Committee proposed to monitor election campaign

BELGRADE -- Program Director of Transparency Serbia Nemanja Nenadić has said that a parliamentary committee should be formed to monitor the upcoming election campaign.

(Tanjug, file)
(Tanjug, file)

The formation of this committee is necessary to prevent the abuse of public offices for promotional purposes, said Nenadić.

"An election campaign certainly awaits us, and very soon, and almost certainly there will not be time to correct all the things that need to be done before the announcement of elections, things that have been trailing us since the last election campaign," he said, and explained that "all suspicions of abuse of public resources and vote buying should be investigated, while what has been a mass phenomenon in all previous elections - the use of public offices for promotional purposes - should be prevented."

Nenadić told RTS that Transparency Serbia had already sent a proposal to parliament to form a supervisory committee made up of representatives of the professional community, which should be supported by all parties.

According to him, the committee would "monitor the behavior of public officials during the campaign, to prevent witnessing one more time a series of openings schools, hospitals, roads... finished and unfinished."

Nenadić said that in this way, Serbia would have "a clean election campaign to consider the offered political ideas."

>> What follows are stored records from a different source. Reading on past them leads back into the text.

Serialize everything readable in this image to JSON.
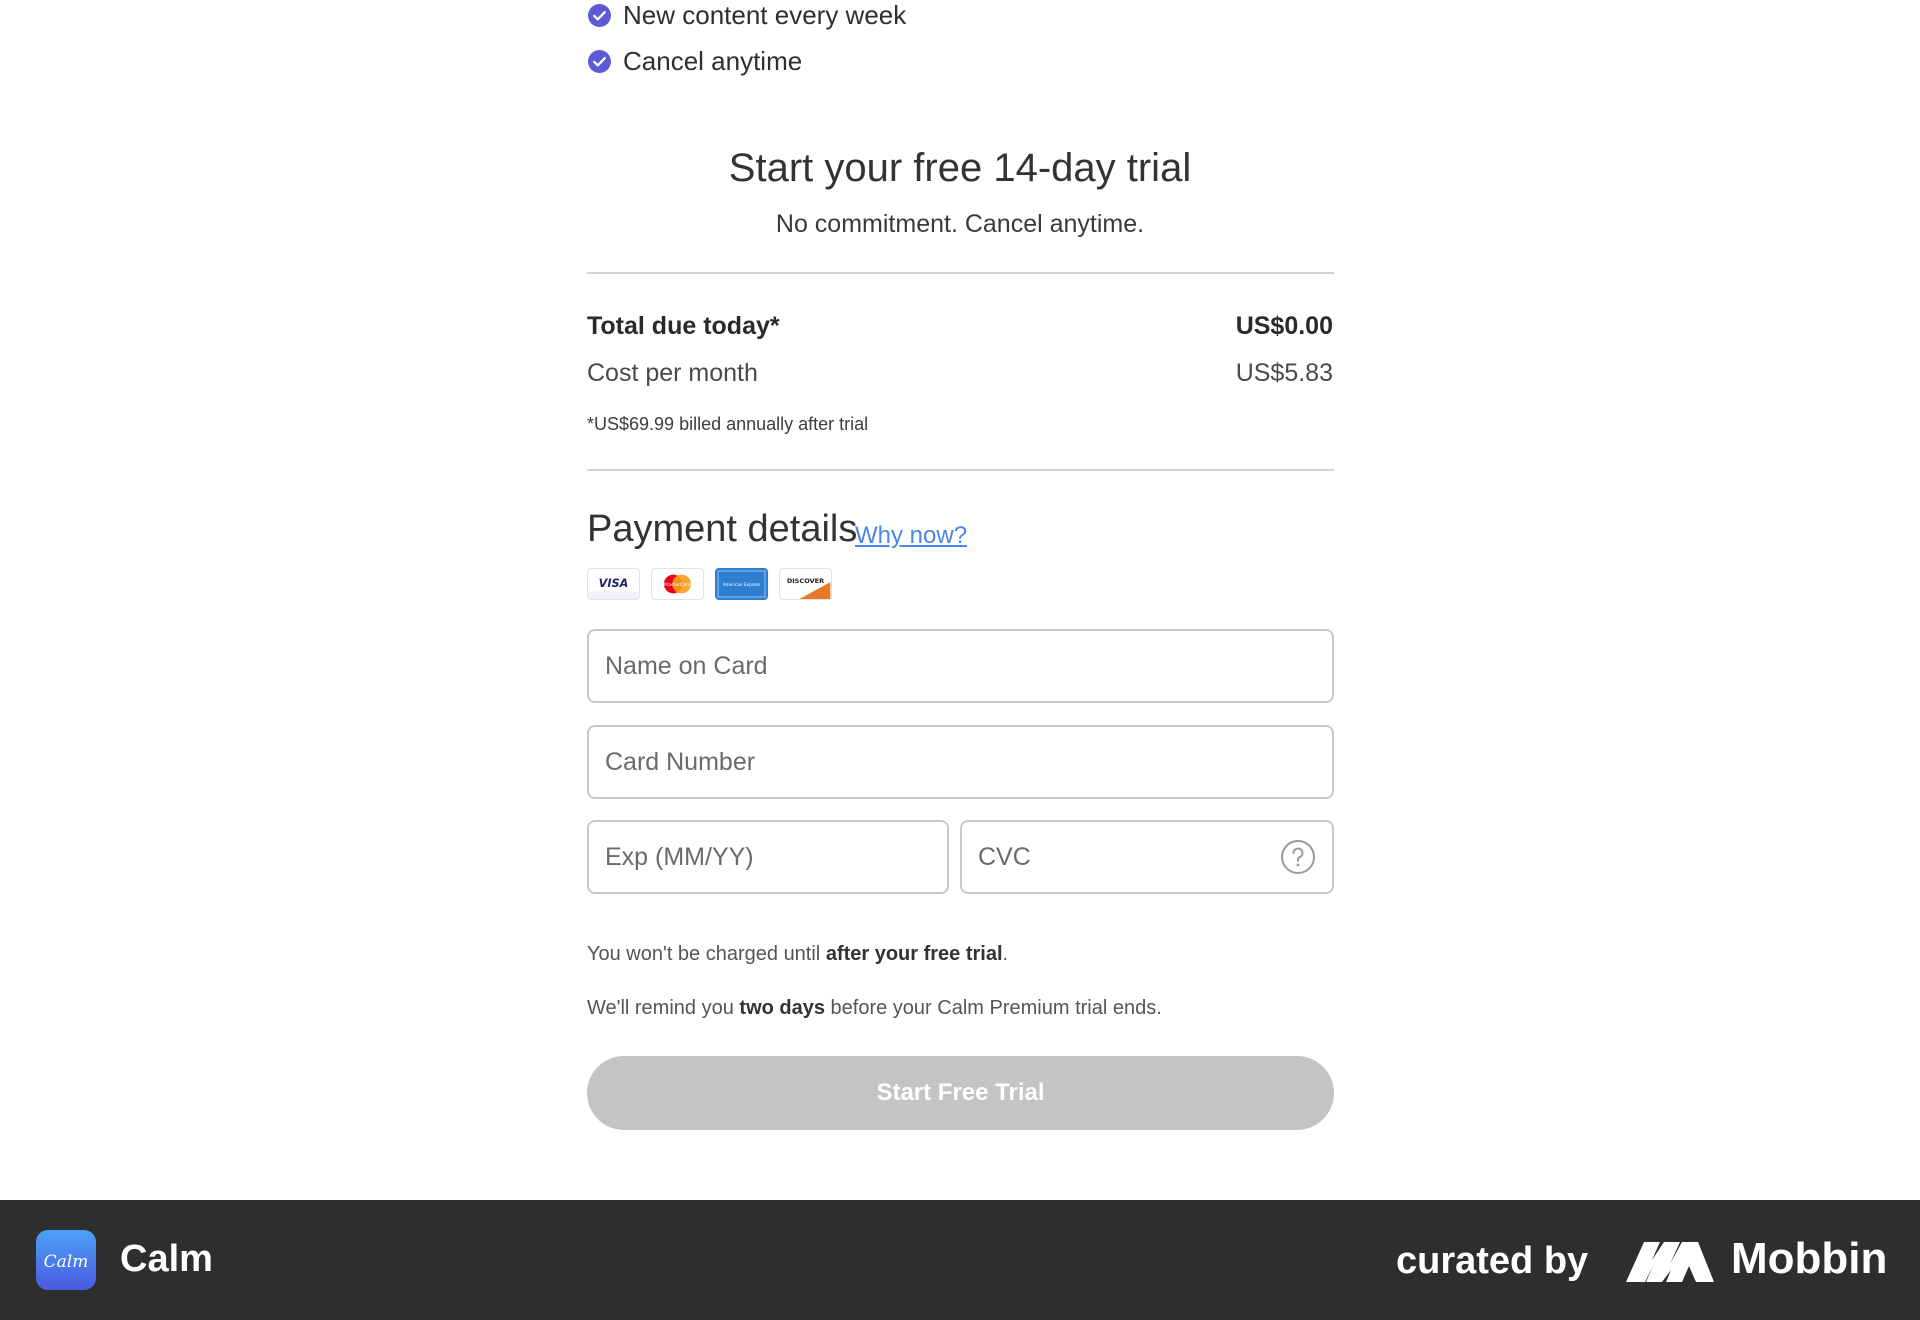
{
  "features": [
    {
      "label": "New content every week",
      "icon": "check-circle-icon"
    },
    {
      "label": "Cancel anytime",
      "icon": "check-circle-icon"
    }
  ],
  "trial": {
    "title": "Start your free 14-day trial",
    "subtitle": "No commitment. Cancel anytime."
  },
  "summary": {
    "total_label": "Total due today*",
    "total_value": "US$0.00",
    "monthly_label": "Cost per month",
    "monthly_value": "US$5.83",
    "footnote": "*US$69.99 billed annually after trial"
  },
  "payment": {
    "title": "Payment details",
    "why_link": "Why now?",
    "card_brands": [
      "VISA",
      "MasterCard",
      "American Express",
      "DISCOVER"
    ],
    "name_placeholder": "Name on Card",
    "number_placeholder": "Card Number",
    "exp_placeholder": "Exp (MM/YY)",
    "cvc_placeholder": "CVC",
    "cvc_help_icon": "question-circle-icon"
  },
  "notes": {
    "charge_prefix": "You won't be charged until ",
    "charge_bold": "after your free trial",
    "charge_suffix": ".",
    "remind_prefix": "We'll remind you ",
    "remind_bold": "two days",
    "remind_suffix": " before your Calm Premium trial ends."
  },
  "cta": {
    "label": "Start Free Trial"
  },
  "footer": {
    "app_name": "Calm",
    "app_icon_text": "Calm",
    "curated_by": "curated by",
    "brand": "Mobbin"
  },
  "colors": {
    "accent": "#5b5bd6",
    "link": "#4a86e8",
    "cta_disabled": "#c4c4c4",
    "footer_bg": "#2e2e2e"
  }
}
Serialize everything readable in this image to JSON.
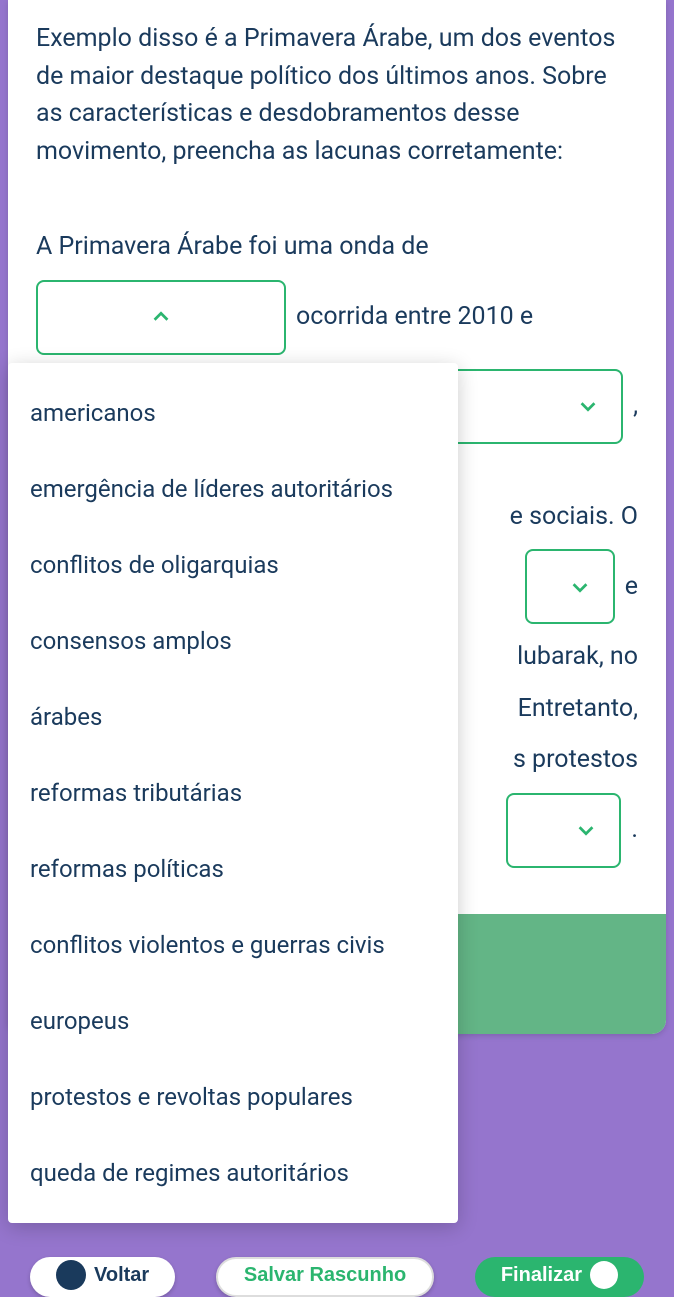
{
  "question": {
    "intro": "Exemplo disso é a Primavera Árabe, um dos eventos de maior destaque político dos últimos anos. Sobre as características e desdobramentos desse movimento, preencha as lacunas corretamente:",
    "line1_a": "A Primavera Árabe foi uma onda de",
    "line2_a": "ocorrida entre 2010 e",
    "line3_trail": ",",
    "line4_partial": "e sociais. O",
    "line5_trail": "e",
    "line6_partial": "lubarak, no",
    "line7_partial": "Entretanto,",
    "line8_partial": "s protestos",
    "line9_trail": "."
  },
  "dropdown": {
    "options": [
      "americanos",
      "emergência de líderes autoritários",
      "conflitos de oligarquias",
      "consensos amplos",
      "árabes",
      "reformas tributárias",
      "reformas políticas",
      "conflitos violentos e guerras civis",
      "europeus",
      "protestos e revoltas populares",
      "queda de regimes autoritários"
    ]
  },
  "footer": {
    "voltar": "Voltar",
    "rascunho": "Salvar Rascunho",
    "finalizar": "Finalizar"
  }
}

When it comes to the 24 disputed privatizations, Nenadić stated that the government should say which of the issues raised by the Anti-Corruption Council in their reports published in the past ten years were found to be irrefutably true, and which were not.

The government owes us an answer about this, said Nenadić.

"We heard from the government two years ago that 24 cases of disputed privatizations have priority and some special, ad hoc teams were formed, but we have no information as to what will happen after that, will these structures continue to work in that form," he said.

Nenadić also told RTS that the government, prosecutors and the police should say whether such teams will exist in the future, with a clear mandate regulated by law.